Compare any two graphics cards:
GeForce GT 240 GDDR5 vs GeForce GT 430
IntroThe GeForce GT 240 GDDR5 features core clock speeds of 550 MHz on the GPU, and 850 MHz on the 512 MB of GDDR5 memory. It features 96 SPUs as well as 32 TAUs and 8 Rasterization Operator Units.
Compare that to the GeForce GT 430, which makes use of a 40 nm design. nVidia has clocked the core frequency at 700 MHz. The GDDR3 memory works at a frequency of 900 MHz on this particular model. It features 96 SPUs along with 16 TAUs and 4 Rasterization Operator Units.
(No game benchmarks for this combination yet.)
Power Usage and Theoretical Benchmarks
Power Consumption (Max TDP)
In theory, the GeForce GT 240 GDDR5 will be 89% faster than the GeForce GT 430 in general, because of its greater data rate. (explain)
Texel RateThe GeForce GT 240 GDDR5 is much (about 57%) more effective at texture filtering than the GeForce GT 430. (explain)
Pixel RateThe GeForce GT 240 GDDR5 is much (about 57%) faster with regards to full screen anti-aliasing than the GeForce GT 430, and also should be able to handle higher resolutions without losing too much performance. (explain)
Please note that the above 'benchmarks' are all just theoretical - the results were calculated based on the card's specifications, and real-world performance may (and probably will) vary at least a bit.
Price ComparisonPlease note that the price comparisons are based on search keywords, and might not be the exact same card listed on this page. We have no control over the accuracy of their search results.
Memory Bandwidth: Memory bandwidth is the largest amount of data (counted in MB per second) that can be moved past the external memory interface within a second. It's calculated by multiplying the card's bus width by the speed of its memory. If it uses DDR type RAM, it should be multiplied by 2 again. If it uses DDR5, multiply by ANOTHER 2x. The better the card's memory bandwidth, the better the card will be in general. It especially helps with anti-aliasing, High Dynamic Range and higher screen resolutions.
Texel Rate: Texel rate is the maximum amount of texture map elements (texels) that are processed in one second. This figure is calculated by multiplying the total amount of texture units by the core speed of the chip. The higher the texel rate, the better the card will be at texture filtering (anisotropic filtering - AF). It is measured in millions of texels applied per second.

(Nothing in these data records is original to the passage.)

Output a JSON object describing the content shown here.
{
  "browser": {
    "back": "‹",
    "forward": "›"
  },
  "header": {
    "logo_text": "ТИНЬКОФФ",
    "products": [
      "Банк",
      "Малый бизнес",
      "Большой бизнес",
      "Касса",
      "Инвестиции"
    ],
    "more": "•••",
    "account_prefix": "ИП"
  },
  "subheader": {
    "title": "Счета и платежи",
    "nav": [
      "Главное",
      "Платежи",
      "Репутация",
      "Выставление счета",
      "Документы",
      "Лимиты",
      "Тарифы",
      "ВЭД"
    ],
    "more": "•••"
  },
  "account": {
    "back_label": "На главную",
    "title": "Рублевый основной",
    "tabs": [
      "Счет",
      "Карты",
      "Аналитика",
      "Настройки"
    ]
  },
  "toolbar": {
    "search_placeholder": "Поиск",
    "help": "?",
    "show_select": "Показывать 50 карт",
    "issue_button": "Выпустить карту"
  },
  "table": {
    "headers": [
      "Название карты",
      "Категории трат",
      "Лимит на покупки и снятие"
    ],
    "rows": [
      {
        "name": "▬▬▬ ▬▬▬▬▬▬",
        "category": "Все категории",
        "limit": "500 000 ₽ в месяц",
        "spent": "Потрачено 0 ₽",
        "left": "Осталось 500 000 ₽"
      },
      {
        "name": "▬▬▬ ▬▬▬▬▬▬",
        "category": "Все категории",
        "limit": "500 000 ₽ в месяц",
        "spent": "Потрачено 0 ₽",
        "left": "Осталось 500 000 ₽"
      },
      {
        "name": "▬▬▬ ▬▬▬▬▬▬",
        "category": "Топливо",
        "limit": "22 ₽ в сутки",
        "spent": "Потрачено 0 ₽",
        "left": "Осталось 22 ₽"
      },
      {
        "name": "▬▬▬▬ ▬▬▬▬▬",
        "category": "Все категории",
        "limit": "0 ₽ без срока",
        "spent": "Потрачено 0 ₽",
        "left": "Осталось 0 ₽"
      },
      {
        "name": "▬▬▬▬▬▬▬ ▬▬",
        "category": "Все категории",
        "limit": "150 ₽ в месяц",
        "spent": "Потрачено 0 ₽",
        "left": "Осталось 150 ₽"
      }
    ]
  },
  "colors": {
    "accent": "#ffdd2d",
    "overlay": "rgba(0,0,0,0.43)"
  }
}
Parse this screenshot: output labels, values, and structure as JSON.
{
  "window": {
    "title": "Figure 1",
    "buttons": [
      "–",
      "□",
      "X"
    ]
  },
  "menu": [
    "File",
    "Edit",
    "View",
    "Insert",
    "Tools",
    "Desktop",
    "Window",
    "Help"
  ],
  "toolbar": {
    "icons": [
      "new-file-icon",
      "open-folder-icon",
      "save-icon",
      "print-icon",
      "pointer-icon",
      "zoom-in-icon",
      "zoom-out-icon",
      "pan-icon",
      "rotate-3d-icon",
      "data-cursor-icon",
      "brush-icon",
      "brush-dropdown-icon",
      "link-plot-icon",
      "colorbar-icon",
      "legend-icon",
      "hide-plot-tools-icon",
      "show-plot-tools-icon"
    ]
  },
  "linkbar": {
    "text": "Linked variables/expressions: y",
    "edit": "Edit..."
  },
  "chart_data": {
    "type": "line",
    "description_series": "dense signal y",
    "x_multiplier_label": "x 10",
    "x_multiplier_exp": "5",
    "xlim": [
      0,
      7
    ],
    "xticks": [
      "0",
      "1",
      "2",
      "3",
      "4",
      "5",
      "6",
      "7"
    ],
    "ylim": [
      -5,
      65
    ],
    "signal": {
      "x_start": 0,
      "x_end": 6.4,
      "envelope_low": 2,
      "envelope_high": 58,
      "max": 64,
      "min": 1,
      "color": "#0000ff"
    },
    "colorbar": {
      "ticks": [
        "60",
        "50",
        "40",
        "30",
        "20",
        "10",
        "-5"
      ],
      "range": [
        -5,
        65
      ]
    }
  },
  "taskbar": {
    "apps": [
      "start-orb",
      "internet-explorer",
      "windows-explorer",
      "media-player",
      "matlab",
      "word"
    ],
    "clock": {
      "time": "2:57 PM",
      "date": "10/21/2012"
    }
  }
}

Pixel Rate: Pixel rate is the maximum number of pixels that the graphics chip could possibly record to the local memory per second - measured in millions of pixels per second. The number is calculated by multiplying the number of Render Output Units by the the core clock speed. ROPs (Raster Operations Pipelines - sometimes also referred to as Render Output Units) are responsible for drawing the pixels (image) on the screen. The actual pixel fill rate also depends on many other factors, most notably the memory bandwidth of the card - the lower the memory bandwidth is, the lower the ability to get to the maximum fill rate.